Judge Peter Thornton QC says his aims are to provide quality and uniformity in the Coroner system.
He also notes that the system was ancient and well respected.
Having appeared at numerous inquests throughout England and Wales, I think I would echo the sentiment of ancient and generally, I think well respected is all accurate.
However, it is a quirk of the Coroner system that one never knows how each individual Coroner is going to run his or her own Court and treat either the bereaved family for whom I invariably act, or indeed, the Solicitors and Barristers who appear.
Like most things Judicial who we appear in front of, the vast majority are good, some are excellent, and there are those who are simply dreadful.

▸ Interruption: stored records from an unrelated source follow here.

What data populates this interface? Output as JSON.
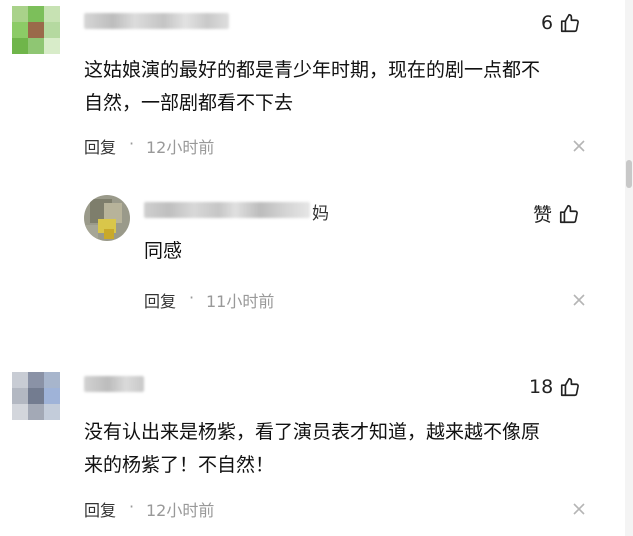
{
  "comments": [
    {
      "likes": "6",
      "text_line1": "这姑娘演的最好的都是青少年时期，现在的剧一点都不",
      "text_line2": "自然，一部剧都看不下去",
      "reply_label": "回复",
      "dot": "·",
      "time": "12小时前"
    },
    {
      "name_suffix": "妈",
      "likes_label": "赞",
      "text_line1": "同感",
      "reply_label": "回复",
      "dot": "·",
      "time": "11小时前"
    },
    {
      "likes": "18",
      "text_line1": "没有认出来是杨紫，看了演员表才知道，越来越不像原",
      "text_line2": "来的杨紫了！不自然！",
      "reply_label": "回复",
      "dot": "·",
      "time": "12小时前"
    }
  ],
  "icons": {
    "like": "thumbs-up-icon",
    "close": "close-icon"
  },
  "colors": {
    "time": "#999999",
    "text": "#111111"
  }
}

I suppose it is inevitable that it is the dreadful ones that seem to stick in the mind.
For obvious reasons I won't name them, but those Coroners who consistently get the name of the deceased wrong cause immense upset to the mothers, fathers, husbands or wives of the deceased when such basic errors are made.
Those of you who are reading this who have been unfortunate enough to be in a Coroner Court will know that by the very nature of the proceedings, care and sensitivity needs to be taken, particularly when referring to those who have passed away in often tragic circumstances.
The more sensitive Coroners will often speak with the bereaved family before the Court sits, with sensitive tone and touch. For example, they may invite the bereaved family to leave whilst the post mortem details are gone through.
The less sensitive ones plough on relentlessly, often ignoring the hurt which can be caused to a family who have to endure hearing about their loved one's body organ parts being read out in a pathologist report.
And then, of course, there is always the difficulty over a verdict. Trying to explain to a family that their loved one was not killed accidentally notwithstanding the Coroner's verdict of accidental death can be difficult enough for those of us who are experienced in semantics, but at the conclusion of an inquest, the differences between death by misadventure, accidental death and so on are tricky to explain. The more forward thinking Coroners now, of course, use narrative verdicts which are much more neutral in their impact on the bereaved, but nevertheless need to be framed carefully for legal purposes.
So, I wish the new Chief Coroner well. I hope the political will and political purse strings will be there to support the reforms and improvements that are there to be made.Back to Blog